As expected, both groups saw an overall decrease in their nightmare frequency, supporting the often positive results from traditional imagery rehearsal therapy. However, the group that received the sound therapy reported significantly fewer nightmares per week, as well as fewer nightmares up to three months after the treatment. Furthermore, the sound patients reported experiencing more “joy” while dreaming, an unexpected side effect of the treatment.

“We observed a fast decrease of nightmares, together with dreams becoming emotionally more positive,” said Perogamvros. “For us, researchers and clinicians, these findings are very promising both for the study of emotional processing during sleep and for the development of new therapies.”

The researchers also noted that the patients had very little resistance to the added steps required to embed a positive sound into their unconscious mind that could be activated during their nightmares.

“We were positively surprised by how well the participants respected and tolerated the study procedures,” says Perogamvros, “for example, performing imagery rehearsal therapy every day and wearing the sleep headband during the night.”


Published in the journal Current Biology, the research team concedes their work is only a first step, and the small sample size means more follow-up work will be necessary to prove the sound therapy’s success across a more diverse patient group.
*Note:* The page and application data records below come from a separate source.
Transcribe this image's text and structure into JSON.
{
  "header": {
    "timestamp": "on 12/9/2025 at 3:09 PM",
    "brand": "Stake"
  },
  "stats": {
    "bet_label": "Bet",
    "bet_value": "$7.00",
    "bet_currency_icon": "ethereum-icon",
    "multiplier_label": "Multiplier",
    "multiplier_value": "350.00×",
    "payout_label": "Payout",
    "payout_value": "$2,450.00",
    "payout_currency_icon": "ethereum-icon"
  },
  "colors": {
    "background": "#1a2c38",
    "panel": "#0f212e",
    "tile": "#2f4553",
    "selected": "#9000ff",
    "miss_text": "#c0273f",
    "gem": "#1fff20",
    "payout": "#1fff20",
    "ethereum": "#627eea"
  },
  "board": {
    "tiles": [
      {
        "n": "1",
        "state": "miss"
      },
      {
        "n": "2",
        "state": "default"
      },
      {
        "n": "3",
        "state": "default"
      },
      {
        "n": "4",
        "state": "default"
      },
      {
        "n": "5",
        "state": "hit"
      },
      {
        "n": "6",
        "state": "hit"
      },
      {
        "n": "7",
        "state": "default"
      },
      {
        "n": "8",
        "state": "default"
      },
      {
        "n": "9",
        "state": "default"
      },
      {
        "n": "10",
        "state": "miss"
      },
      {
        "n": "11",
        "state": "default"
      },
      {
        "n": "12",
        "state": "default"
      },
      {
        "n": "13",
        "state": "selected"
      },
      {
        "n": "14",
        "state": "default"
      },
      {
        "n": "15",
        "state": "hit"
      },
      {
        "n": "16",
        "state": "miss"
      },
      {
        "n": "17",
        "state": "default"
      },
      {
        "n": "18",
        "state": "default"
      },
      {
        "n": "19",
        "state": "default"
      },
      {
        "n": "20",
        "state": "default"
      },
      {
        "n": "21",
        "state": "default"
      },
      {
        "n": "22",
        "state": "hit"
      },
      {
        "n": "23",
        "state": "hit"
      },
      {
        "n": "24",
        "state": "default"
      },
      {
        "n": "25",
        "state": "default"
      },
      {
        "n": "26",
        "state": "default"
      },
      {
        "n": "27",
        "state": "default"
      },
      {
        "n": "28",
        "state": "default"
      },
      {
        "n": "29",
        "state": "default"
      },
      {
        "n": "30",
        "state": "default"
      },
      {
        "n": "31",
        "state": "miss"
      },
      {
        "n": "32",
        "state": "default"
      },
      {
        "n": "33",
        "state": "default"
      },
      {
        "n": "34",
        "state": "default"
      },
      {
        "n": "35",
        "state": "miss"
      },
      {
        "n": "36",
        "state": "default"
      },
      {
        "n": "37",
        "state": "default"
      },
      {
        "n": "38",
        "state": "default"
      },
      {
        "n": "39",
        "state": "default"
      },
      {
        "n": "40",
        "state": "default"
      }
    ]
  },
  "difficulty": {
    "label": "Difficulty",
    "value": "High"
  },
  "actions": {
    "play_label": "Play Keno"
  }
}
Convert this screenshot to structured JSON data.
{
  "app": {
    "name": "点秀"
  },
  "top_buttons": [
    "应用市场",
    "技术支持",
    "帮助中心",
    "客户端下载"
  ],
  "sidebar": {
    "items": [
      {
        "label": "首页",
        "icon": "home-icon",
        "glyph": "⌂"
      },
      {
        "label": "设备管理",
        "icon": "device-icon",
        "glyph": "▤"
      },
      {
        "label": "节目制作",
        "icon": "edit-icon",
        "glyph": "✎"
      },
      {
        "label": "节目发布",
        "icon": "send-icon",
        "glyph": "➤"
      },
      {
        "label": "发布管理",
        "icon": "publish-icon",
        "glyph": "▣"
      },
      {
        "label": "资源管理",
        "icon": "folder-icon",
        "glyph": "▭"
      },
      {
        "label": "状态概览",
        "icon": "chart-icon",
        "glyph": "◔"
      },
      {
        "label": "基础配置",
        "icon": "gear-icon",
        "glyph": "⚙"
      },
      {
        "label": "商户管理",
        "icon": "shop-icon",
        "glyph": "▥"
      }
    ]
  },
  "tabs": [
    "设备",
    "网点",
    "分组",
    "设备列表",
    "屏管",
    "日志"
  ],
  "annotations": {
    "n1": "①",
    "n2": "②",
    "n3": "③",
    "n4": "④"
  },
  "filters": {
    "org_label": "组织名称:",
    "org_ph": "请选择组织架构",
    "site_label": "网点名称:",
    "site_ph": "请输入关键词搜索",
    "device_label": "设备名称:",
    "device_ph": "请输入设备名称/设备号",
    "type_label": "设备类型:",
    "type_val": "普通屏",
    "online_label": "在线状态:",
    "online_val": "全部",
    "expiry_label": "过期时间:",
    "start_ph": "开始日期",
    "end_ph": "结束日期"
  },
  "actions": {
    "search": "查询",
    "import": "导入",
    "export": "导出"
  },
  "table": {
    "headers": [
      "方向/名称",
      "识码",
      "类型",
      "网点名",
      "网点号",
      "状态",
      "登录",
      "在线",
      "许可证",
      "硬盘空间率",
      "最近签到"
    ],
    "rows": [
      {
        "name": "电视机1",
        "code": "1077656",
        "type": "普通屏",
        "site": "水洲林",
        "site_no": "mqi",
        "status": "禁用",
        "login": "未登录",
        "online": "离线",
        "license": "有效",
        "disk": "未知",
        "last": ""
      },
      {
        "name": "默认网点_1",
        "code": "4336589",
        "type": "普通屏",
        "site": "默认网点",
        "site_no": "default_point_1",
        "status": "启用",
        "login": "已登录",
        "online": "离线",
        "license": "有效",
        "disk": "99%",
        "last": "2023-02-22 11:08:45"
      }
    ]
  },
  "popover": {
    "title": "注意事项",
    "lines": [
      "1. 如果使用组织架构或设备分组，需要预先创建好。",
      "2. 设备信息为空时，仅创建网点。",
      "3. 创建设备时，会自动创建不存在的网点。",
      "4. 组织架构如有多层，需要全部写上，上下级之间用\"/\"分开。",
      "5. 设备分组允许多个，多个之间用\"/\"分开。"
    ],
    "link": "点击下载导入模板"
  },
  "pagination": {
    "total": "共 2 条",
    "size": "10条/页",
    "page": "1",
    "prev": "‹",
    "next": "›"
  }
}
Still, the results are promising and may offer significant relief to the millions suffering from debilitating, reoccurring nightmares.

“In this study, we show that we can reduce the number of emotionally very strong and very negative dreams in patients suffering from nightmares,” said Perogamvros.

No word yet on which sounds are best for fighting off Freddie Krueger or if the spinning top will ever fall over. Stay tuned.

Follow and Connect with Author Christopher Plain on Twitter @plain_fiction